The agency at first rejected two of Assan's adjustments because Assan failed to provide sample documentation, setting the upward adjustment to zero and the downward adjustment at the lowest reported value. However, in the final determination, Commerce used Assan's specific reported information instead of the lowest reported value for the downward adjustment, explaining that an adverse inference was not warranted since Assan responded to the best of its ability.

Katzmann ruled against the agency's "conclusory statements" and failure to reconcile detracting evidence. "The agency may have a reason as to why such a failure to provide the requested information is not inconsistent with its assessment that Assan acted to 'the best of its ability,' but any such rationale is not, as of now, reasonably discernible," the judge said.

Commerce also granted Assan's bid for a duty drawback adjustment for various imports of inputs which were exempted from duties in Turkey via the Inward Processing Regime because Assan's goods were meant for export. The Aluminum Association Common Alloy Aluminum Sheet Trade Enforcement Group, which was the original petitioner in the investigation and filed the CIT challenge, had argued that Assan was ineligible for the adjustment, relying on a Federal Circuit decision involving Maverick Tube to argue that the relevant input imports must be "capable of" making the exported merchandise.

But Katzmann ruled that the petitioner overstated the implications of the decision. In that case, the U.S. Court of Appeals for the Federal Circuit denied a duty drawback adjustment because none of the inputs for which duties were exempted could be used in the production of the merchandise.

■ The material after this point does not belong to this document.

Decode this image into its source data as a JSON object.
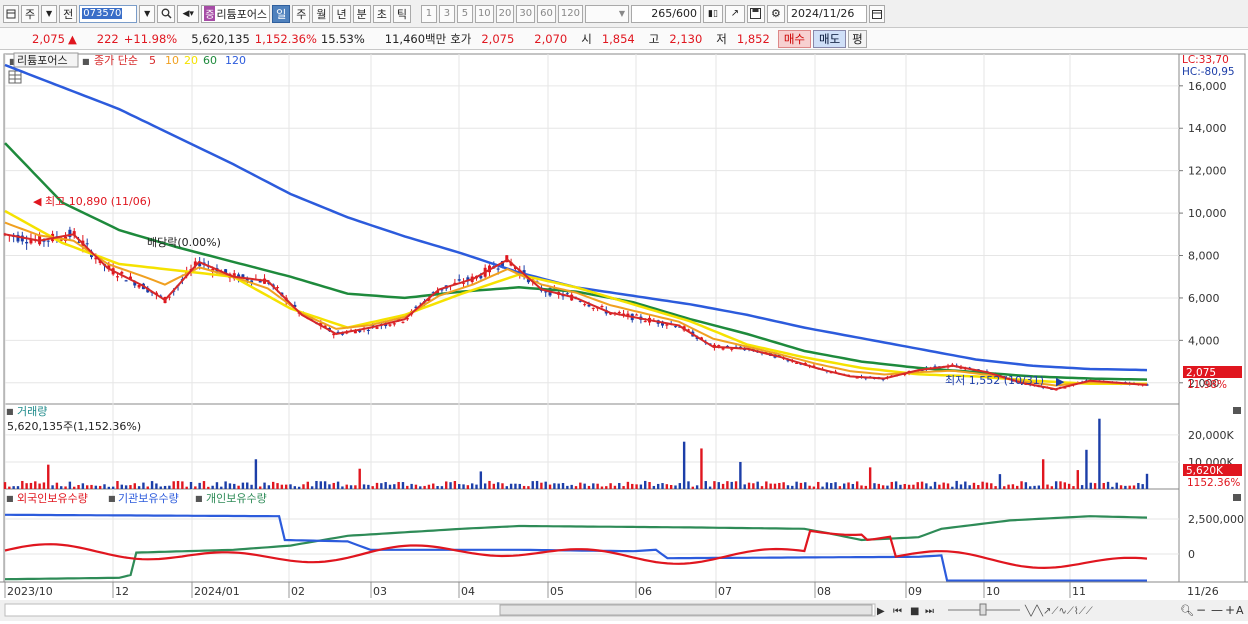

Katzmann said this decision did not impose a threshold "capability" test but "merely held that Commerce’s own requirement of 'capability' was a permissible interpretation of 19 U.S.C. § 1677a(c)(1)(B)." The court said it was satisfied that at least one imported input under the Inward Processing Regime could be used in the production of common alloy aluminum sheet.

"In sum, it is not that parties disagree that imports must be 'capable of' producing the exported subject merchandise in order to merit a duty drawback adjustment, but rather that parties disagree as to the definition of 'capable of,'" the opinion said. "The Association posits that 'capable of' means demonstrably capable of … whereas Commerce’s decisional document suggests that ‘capable of’ means potentially capable of, or in other words, not demonstrably incapable of." However, the court remanded, per Commerce's request, the agency's allocation of the exempted duties over Assan's total production rather than over its total exports of the merchandise -- a position rejected by the Federal Circuit in Uttam Galva Steels v. U.S.

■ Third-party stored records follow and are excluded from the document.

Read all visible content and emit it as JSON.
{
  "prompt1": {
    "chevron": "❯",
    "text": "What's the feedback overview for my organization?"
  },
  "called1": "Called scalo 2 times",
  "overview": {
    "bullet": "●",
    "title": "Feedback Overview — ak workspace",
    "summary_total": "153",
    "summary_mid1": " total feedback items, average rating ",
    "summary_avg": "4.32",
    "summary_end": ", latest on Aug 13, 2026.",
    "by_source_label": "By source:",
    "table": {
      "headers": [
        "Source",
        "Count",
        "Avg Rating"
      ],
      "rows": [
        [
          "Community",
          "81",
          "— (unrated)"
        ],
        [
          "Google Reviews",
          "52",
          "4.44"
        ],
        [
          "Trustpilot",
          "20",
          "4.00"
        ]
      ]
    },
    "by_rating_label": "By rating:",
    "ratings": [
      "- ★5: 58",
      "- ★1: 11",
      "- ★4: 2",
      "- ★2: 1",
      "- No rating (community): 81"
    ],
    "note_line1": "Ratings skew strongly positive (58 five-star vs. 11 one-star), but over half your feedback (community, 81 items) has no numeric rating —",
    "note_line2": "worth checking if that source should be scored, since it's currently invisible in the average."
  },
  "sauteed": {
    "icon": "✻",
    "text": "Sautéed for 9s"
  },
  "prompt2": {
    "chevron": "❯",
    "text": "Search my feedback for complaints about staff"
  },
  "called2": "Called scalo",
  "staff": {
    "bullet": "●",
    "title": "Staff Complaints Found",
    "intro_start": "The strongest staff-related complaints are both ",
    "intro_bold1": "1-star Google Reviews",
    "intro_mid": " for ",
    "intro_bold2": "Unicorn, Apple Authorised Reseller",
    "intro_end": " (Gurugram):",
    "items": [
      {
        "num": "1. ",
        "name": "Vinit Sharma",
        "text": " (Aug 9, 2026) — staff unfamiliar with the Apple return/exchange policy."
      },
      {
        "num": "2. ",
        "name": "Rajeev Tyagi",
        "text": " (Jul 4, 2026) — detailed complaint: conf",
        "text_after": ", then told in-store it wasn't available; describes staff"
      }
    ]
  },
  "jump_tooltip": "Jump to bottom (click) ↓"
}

Katzmann also upheld Commerce's denial of a home market rebate adjustment over Assan's objections, finding that Assan's sample documents did not show that its customers met the required sales threshold to be eligible for the adjustment. The judge also upheld Commerce's reliance on Assan's costs for inland freight services it received from an affiliate.

(Assan Aluminyum Sanayi ve Ticaret v. United States, Slip Op. 23-26, CIT Consol. #21-00246, dated 03/01/23, Judge Gary Katzmann. Attorneys: Leah Scarpelli of Arent Fox for plaintiff Assan; Kyle Beckrich for defendant U.S. government; Johsua Morey of Kelley Drye for defendant-intervenor Aluminum Association Common Alloy Aluminum Sheet Trade Enforcement Working Group and its Individual Members)